Cybersecurity researchers from the University of Southampton have been awarded over £1.2M to help the tech infrastructure of UK organisations and digital devices to be more resilient to cyber attacks.
Led by Principal Investigator, Professor Michael Butler, the Holistic Design of Secure Systems on Capability Hardware (HD-Sec) project will receive funding as part of a £10M investment in nine projects by the UK government through its ‘Digital Security by Design’ programme announced by Digital Secretary, Oliver Dowden. The funding is managed by the Engineering and Physical Sciences Research Council (EPSRC).

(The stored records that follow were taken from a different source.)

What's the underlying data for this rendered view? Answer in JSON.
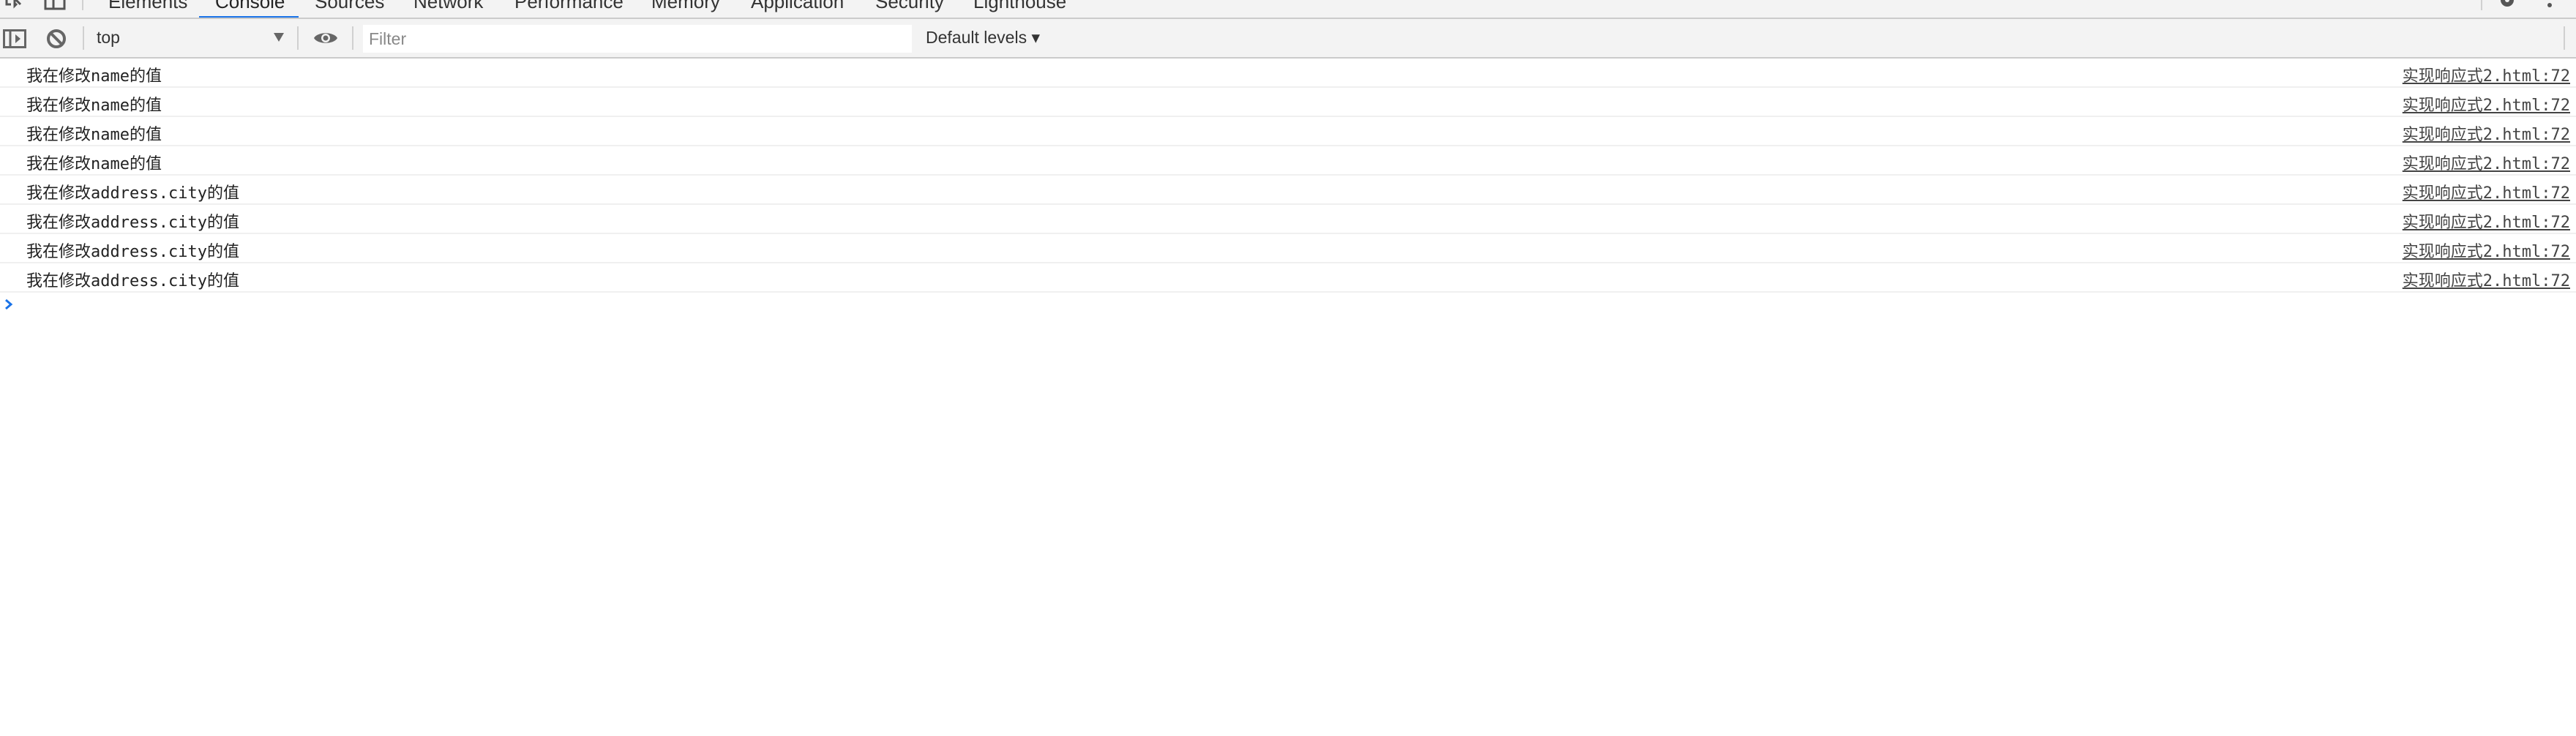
{
  "tabs": [
    {
      "label": "Elements",
      "active": false
    },
    {
      "label": "Console",
      "active": true
    },
    {
      "label": "Sources",
      "active": false
    },
    {
      "label": "Network",
      "active": false
    },
    {
      "label": "Performance",
      "active": false
    },
    {
      "label": "Memory",
      "active": false
    },
    {
      "label": "Application",
      "active": false
    },
    {
      "label": "Security",
      "active": false
    },
    {
      "label": "Lighthouse",
      "active": false
    }
  ],
  "toolbar": {
    "context": "top",
    "filter_placeholder": "Filter",
    "filter_value": "",
    "levels": "Default levels ▾"
  },
  "accent": "#1a73e8",
  "messages": [
    {
      "text": "我在修改name的值",
      "source": "实现响应式2.html:72"
    },
    {
      "text": "我在修改name的值",
      "source": "实现响应式2.html:72"
    },
    {
      "text": "我在修改name的值",
      "source": "实现响应式2.html:72"
    },
    {
      "text": "我在修改name的值",
      "source": "实现响应式2.html:72"
    },
    {
      "text": "我在修改address.city的值",
      "source": "实现响应式2.html:72"
    },
    {
      "text": "我在修改address.city的值",
      "source": "实现响应式2.html:72"
    },
    {
      "text": "我在修改address.city的值",
      "source": "实现响应式2.html:72"
    },
    {
      "text": "我在修改address.city的值",
      "source": "实现响应式2.html:72"
    }
  ]
}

“We have a top-class cyber security sector and together we are working hard to make sure the UK is the safest place to work, connect and live online,” said Oliver Dowden. “With government support these projects will build cutting-edge, secure technologies that will give people and businesses further confidence in our digital services and help weaken the threat of cyber attackers.”
Almost half of businesses (46 per cent) and more than a quarter of charities (26 per cent) have reported experiencing cyber security breaches or attacks in the last 12 months, according to the Cyber Security Breaches Survey 2020. The report estimates the average cost of a cyber attack on a medium or large-sized business has increased to £5,220.
Southampton’s HD-Sec solution aims to create formal methods to guide software design which will speed up the process and reduce errors and security vulnerabilities that could have been exploited by hackers. The University’s research will be guided and validated by a range of security-critical industrial case studies with support from industrial partners Airbus, Arm, Altran, AWE, Galois, L3Harris, Northrop Grumman and Thales.
“Cybersecurity threats are causing damage to business and wider society and, if left unchecked, these threats will continue to grow,” Professor Butler emphasises. “Poorly designed software is a significant source of cyber security vulnerabilities.
“Even if software has been verified correct, it is likely to be running on hardware that is vulnerable to cyber-attack because of poor memory protection,” Professor Butler continues. “Today’s open connected computing platforms allow hardware vulnerabilities to be exploited at scale and capability hardware has been proposed as an approach to reducing hardware vulnerabilities.”
Current software development practice relies heavily on an iterative ‘build-test-fix’ approach to software correctness and, while testing of software is essential, it is very time-consuming and usually incomplete, often resulting in design faults being discovered long after they were introduced in the development lifecycle – making them very expensive to fix once discovered.
“Our vision is the transformation of security system development from an error-prone, iterative build-test-fix approach to a correctness-by-construction approach whereby formal methods guide the design of software in such a way that it satisfies its specification by construction,” Professor Butler explains. “The impact of this will be to reduce overall development costs, while increasing trustworthiness, of security-critical systems.”
Prof Butler is a world-leader in the development and industrial deployment of formal engineering methods for assurance of safety and security. He is joined on the HD-Sec project by Southampton colleagues Professor Vladimiro Sassone a Professor of Cyber Security who holds a Royal Academy of Engineering Research Chair and is Director of the University’s NCSC/EPSRC Academic Centre of Excellence for Cyber Security Research; Dr Thai Son Hoang, a leading researcher in refinement-based formal methods, including Event-B; Dr Leonardo Aniello noted for his research on cyber security and distributed systems topics; and Dr Dana Dghaym who has experience of tool development and verification in railway and maritime autonomous systems.